ACTIVITY:
Copy every entry exactly as given, minus the images.

Stored items:
+---+

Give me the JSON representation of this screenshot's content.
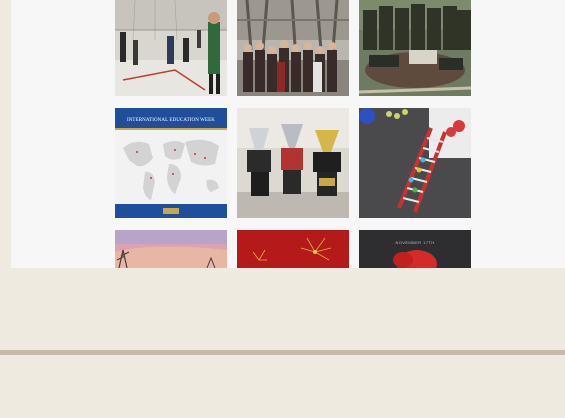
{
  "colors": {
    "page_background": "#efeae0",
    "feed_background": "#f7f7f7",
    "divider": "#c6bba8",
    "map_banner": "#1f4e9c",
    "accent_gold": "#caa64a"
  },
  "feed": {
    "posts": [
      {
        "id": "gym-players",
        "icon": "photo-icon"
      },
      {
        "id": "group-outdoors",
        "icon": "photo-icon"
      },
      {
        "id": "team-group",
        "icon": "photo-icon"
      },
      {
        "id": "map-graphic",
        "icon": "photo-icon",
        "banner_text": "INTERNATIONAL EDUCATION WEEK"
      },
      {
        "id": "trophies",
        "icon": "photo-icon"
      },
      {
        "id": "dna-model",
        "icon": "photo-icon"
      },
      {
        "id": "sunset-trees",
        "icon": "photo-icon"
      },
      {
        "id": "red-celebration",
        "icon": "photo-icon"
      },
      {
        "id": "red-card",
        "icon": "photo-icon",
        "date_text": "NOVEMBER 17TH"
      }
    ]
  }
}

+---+

TASK RESPONSE:
Give me the JSON representation of this screenshot's content.
{
  "colors": {
    "page_background": "#efeae0",
    "feed_background": "#f7f7f7",
    "divider": "#c6bba8",
    "map_banner": "#1f4e9c",
    "accent_gold": "#caa64a"
  },
  "feed": {
    "posts": [
      {
        "id": "gym-players",
        "icon": "photo-icon"
      },
      {
        "id": "group-outdoors",
        "icon": "photo-icon"
      },
      {
        "id": "team-group",
        "icon": "photo-icon"
      },
      {
        "id": "map-graphic",
        "icon": "photo-icon",
        "banner_text": "INTERNATIONAL EDUCATION WEEK"
      },
      {
        "id": "trophies",
        "icon": "photo-icon"
      },
      {
        "id": "dna-model",
        "icon": "photo-icon"
      },
      {
        "id": "sunset-trees",
        "icon": "photo-icon"
      },
      {
        "id": "red-celebration",
        "icon": "photo-icon"
      },
      {
        "id": "red-card",
        "icon": "photo-icon",
        "date_text": "NOVEMBER 17TH"
      }
    ]
  }
}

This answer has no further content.